Problem — Return, from the data that follows, each line that holds the word "check".

Available data —
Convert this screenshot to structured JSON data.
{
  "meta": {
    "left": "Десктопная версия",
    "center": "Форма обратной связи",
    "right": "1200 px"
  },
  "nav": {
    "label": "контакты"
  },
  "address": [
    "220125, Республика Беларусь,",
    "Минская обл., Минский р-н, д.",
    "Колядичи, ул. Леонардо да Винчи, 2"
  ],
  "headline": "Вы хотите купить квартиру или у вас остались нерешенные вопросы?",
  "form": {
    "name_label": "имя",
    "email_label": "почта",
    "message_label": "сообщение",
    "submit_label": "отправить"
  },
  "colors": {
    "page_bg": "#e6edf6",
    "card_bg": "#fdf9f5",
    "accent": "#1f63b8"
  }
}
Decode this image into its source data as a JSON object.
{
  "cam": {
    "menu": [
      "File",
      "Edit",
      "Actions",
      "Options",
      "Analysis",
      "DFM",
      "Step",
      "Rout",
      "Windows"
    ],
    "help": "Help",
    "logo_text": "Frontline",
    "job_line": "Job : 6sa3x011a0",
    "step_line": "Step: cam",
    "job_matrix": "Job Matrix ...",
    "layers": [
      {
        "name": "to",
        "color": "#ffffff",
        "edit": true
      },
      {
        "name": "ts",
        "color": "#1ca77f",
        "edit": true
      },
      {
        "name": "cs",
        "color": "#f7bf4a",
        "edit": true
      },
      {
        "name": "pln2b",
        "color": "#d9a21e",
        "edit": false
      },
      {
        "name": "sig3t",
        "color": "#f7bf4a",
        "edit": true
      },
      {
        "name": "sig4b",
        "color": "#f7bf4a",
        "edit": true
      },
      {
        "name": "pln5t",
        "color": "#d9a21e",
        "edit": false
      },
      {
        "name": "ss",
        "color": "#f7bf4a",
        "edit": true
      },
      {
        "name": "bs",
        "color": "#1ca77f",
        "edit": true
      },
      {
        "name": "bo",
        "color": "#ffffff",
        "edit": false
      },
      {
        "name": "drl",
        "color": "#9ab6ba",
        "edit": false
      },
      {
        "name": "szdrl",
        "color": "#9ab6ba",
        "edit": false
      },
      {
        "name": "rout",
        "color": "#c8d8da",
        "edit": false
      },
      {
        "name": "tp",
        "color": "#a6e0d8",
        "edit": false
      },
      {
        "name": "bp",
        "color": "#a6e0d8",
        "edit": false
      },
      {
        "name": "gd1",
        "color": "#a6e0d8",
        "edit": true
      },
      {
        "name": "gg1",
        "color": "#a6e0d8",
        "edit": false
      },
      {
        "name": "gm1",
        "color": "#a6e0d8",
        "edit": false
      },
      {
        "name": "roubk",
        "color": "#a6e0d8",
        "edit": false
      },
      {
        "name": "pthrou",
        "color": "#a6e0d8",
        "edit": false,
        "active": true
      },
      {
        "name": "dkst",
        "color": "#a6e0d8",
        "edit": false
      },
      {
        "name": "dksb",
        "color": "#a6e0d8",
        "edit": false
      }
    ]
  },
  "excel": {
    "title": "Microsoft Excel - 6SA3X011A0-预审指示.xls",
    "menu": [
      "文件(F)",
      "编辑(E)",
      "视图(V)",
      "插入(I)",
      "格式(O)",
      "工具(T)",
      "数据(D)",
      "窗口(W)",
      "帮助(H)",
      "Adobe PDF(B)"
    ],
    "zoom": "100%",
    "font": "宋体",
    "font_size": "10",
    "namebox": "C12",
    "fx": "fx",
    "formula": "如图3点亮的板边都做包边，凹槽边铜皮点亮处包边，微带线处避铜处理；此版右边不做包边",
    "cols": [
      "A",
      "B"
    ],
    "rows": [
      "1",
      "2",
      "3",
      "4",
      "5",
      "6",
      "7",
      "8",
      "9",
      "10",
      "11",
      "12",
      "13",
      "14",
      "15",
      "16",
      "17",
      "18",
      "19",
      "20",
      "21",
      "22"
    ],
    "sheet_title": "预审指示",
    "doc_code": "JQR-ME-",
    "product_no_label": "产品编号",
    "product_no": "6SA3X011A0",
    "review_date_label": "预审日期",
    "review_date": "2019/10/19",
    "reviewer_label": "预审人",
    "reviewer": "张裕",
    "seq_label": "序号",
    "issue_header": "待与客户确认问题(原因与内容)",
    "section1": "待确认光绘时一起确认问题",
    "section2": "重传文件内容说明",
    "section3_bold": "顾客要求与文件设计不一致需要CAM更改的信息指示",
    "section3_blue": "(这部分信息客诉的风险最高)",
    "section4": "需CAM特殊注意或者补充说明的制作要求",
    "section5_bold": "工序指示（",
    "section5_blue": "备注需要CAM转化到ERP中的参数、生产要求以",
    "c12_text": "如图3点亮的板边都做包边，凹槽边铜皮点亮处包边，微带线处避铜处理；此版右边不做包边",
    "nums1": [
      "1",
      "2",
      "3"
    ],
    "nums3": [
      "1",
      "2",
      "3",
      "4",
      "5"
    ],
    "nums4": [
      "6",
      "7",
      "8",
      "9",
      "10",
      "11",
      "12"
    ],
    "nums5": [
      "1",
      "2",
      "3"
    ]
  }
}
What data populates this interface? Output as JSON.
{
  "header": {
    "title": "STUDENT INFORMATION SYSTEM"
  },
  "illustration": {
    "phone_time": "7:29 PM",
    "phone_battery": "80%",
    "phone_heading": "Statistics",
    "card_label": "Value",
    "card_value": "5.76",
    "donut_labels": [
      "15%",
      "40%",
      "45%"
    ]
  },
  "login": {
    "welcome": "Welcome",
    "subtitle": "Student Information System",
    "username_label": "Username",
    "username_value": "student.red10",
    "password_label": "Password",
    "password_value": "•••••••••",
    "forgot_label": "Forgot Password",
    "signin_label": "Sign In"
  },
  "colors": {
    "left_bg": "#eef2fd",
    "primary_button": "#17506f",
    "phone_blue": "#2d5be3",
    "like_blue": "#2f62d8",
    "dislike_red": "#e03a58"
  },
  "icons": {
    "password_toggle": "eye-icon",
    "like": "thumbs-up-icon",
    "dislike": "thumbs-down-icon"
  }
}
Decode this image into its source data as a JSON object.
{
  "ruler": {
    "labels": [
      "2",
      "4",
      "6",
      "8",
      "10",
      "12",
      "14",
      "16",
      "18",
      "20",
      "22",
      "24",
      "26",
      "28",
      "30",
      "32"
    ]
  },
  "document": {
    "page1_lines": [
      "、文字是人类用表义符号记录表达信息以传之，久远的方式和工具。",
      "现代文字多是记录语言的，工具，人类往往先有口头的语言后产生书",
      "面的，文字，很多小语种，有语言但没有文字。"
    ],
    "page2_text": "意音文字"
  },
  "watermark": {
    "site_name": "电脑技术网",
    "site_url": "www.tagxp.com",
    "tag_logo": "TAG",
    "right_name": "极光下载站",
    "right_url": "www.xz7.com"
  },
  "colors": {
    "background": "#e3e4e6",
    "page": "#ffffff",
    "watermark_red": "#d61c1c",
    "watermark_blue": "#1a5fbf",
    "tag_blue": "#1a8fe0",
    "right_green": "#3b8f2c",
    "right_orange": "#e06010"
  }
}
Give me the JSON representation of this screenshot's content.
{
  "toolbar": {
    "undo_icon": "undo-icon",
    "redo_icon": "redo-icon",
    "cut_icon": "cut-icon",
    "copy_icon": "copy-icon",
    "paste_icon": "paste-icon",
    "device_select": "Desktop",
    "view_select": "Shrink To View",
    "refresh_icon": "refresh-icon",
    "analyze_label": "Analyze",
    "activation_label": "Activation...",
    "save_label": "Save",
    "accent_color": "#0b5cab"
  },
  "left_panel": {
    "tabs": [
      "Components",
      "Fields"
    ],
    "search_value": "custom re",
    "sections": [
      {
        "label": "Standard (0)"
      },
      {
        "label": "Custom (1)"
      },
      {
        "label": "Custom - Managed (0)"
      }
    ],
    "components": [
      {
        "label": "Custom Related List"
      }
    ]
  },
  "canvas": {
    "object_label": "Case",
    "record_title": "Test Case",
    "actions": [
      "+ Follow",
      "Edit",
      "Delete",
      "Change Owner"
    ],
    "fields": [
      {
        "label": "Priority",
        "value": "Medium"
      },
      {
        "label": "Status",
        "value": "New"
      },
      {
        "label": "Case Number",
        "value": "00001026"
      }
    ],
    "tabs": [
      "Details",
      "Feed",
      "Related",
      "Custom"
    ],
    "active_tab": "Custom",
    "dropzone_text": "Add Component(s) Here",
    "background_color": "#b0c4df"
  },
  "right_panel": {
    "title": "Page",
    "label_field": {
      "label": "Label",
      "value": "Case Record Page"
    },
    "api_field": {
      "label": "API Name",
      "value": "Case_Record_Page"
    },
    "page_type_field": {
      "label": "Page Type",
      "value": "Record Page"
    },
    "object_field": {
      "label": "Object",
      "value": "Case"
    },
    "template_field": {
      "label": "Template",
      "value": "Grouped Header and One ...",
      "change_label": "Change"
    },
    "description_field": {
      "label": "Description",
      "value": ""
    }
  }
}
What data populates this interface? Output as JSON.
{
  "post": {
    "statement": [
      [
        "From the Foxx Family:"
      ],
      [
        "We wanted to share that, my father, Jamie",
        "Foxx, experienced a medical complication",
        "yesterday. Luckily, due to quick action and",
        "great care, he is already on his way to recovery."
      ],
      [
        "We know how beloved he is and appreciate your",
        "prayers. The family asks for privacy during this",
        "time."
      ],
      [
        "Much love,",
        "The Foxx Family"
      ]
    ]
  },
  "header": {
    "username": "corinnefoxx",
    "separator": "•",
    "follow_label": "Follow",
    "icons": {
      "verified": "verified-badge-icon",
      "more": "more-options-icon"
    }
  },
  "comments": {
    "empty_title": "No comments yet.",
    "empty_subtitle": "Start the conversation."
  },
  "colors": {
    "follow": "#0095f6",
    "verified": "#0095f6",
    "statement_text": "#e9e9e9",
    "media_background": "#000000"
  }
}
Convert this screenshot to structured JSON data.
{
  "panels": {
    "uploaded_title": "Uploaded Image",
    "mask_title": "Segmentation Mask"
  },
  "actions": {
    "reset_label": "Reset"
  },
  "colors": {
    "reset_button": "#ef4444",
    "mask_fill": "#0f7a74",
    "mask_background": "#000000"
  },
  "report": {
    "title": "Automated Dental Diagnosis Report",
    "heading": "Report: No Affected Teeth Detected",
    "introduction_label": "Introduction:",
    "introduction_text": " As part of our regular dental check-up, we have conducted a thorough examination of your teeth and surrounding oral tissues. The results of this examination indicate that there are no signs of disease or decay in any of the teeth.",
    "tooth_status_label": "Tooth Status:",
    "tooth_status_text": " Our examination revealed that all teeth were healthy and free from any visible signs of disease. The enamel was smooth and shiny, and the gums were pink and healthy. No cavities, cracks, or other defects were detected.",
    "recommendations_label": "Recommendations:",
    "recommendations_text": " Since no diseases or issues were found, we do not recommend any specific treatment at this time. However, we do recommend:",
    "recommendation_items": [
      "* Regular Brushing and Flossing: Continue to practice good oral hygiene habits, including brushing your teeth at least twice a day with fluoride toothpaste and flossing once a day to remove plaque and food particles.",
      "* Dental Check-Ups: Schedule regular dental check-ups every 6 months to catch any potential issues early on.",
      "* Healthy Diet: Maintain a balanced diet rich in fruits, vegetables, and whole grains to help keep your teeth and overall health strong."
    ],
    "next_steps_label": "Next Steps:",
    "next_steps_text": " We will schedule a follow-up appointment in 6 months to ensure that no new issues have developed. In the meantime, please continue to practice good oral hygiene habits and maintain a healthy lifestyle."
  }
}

Output —
    "introduction_text": " As part of our regular dental check-up, we have conducted a thorough examination of your teeth and surrounding oral tissues. The results of this examination indicate that there are no signs of disease or decay in any of the teeth.",
      "* Dental Check-Ups: Schedule regular dental check-ups every 6 months to catch any potential issues early on.",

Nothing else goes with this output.